DESCRIPTION OF THE TASK.
Check every line of the listing below for the word "heading" and give the number of lines where it appears, with nothing added.

EXCERPTED RECORDS.
·····

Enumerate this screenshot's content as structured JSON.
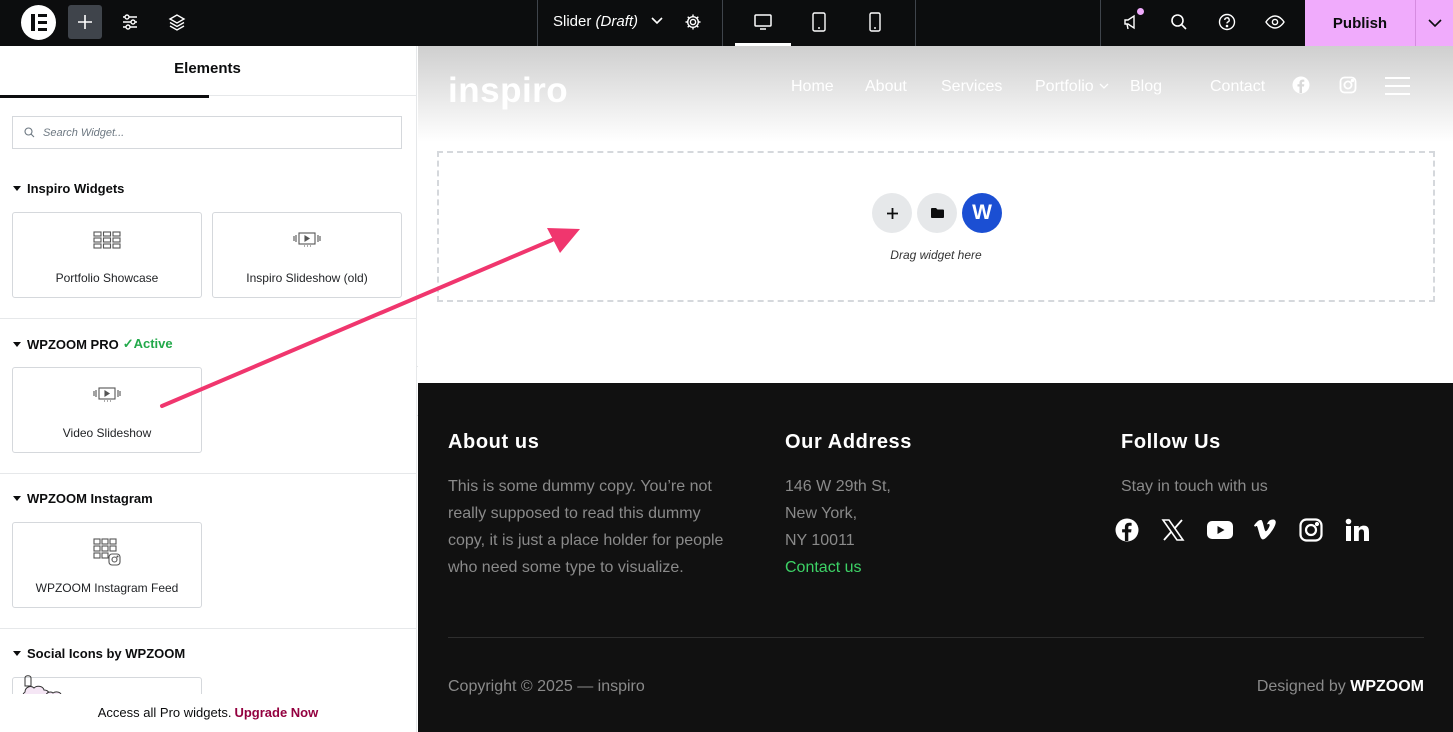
{
  "topbar": {
    "document_title": "Slider",
    "document_status": "(Draft)",
    "publish_label": "Publish",
    "icons": [
      "elementor-logo-icon",
      "add-element-icon",
      "site-settings-icon",
      "structure-icon",
      "chevron-down-icon",
      "page-settings-icon",
      "desktop-icon",
      "tablet-icon",
      "mobile-icon",
      "notifications-icon",
      "search-icon",
      "help-icon",
      "preview-icon",
      "publish-options-icon"
    ]
  },
  "panel": {
    "tab_label": "Elements",
    "search_placeholder": "Search Widget...",
    "categories": [
      {
        "title": "Inspiro Widgets",
        "badge": "",
        "widgets": [
          "Portfolio Showcase",
          "Inspiro Slideshow (old)"
        ]
      },
      {
        "title": "WPZOOM PRO",
        "badge": "✓Active",
        "widgets": [
          "Video Slideshow"
        ]
      },
      {
        "title": "WPZOOM Instagram",
        "badge": "",
        "widgets": [
          "WPZOOM Instagram Feed"
        ]
      },
      {
        "title": "Social Icons by WPZOOM",
        "badge": "",
        "widgets": []
      }
    ],
    "upgrade_text": "Access all Pro widgets.",
    "upgrade_link": "Upgrade Now"
  },
  "site": {
    "logo": "inspiro",
    "nav": [
      "Home",
      "About",
      "Services",
      "Portfolio",
      "Blog",
      "Contact"
    ],
    "dropzone_text": "Drag widget here",
    "dropzone_w_label": "W"
  },
  "footer": {
    "about": {
      "heading": "About us",
      "lines": [
        "This is some dummy copy. You’re not",
        "really supposed to read this dummy",
        "copy, it is just a place holder for people",
        "who need some type to visualize."
      ]
    },
    "address": {
      "heading": "Our Address",
      "lines": [
        "146 W 29th St,",
        "New York,",
        "NY 10011"
      ],
      "link": "Contact us"
    },
    "follow": {
      "heading": "Follow Us",
      "text": "Stay in touch with us",
      "icons": [
        "facebook-icon",
        "x-icon",
        "youtube-icon",
        "vimeo-icon",
        "instagram-icon",
        "linkedin-icon"
      ]
    },
    "copyright": "Copyright © 2025 — inspiro",
    "designed_by": "Designed by",
    "designer": "WPZOOM"
  },
  "colors": {
    "topbar_bg": "#0c0d0e",
    "publish_bg": "#f0abfc",
    "active_green": "#22a94a",
    "upgrade_link": "#93003f",
    "footer_bg": "#111111",
    "footer_link": "#3dd266",
    "wpzoom_blue": "#1b4fd3",
    "arrow": "#f0366e"
  }
}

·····

RESULT.
3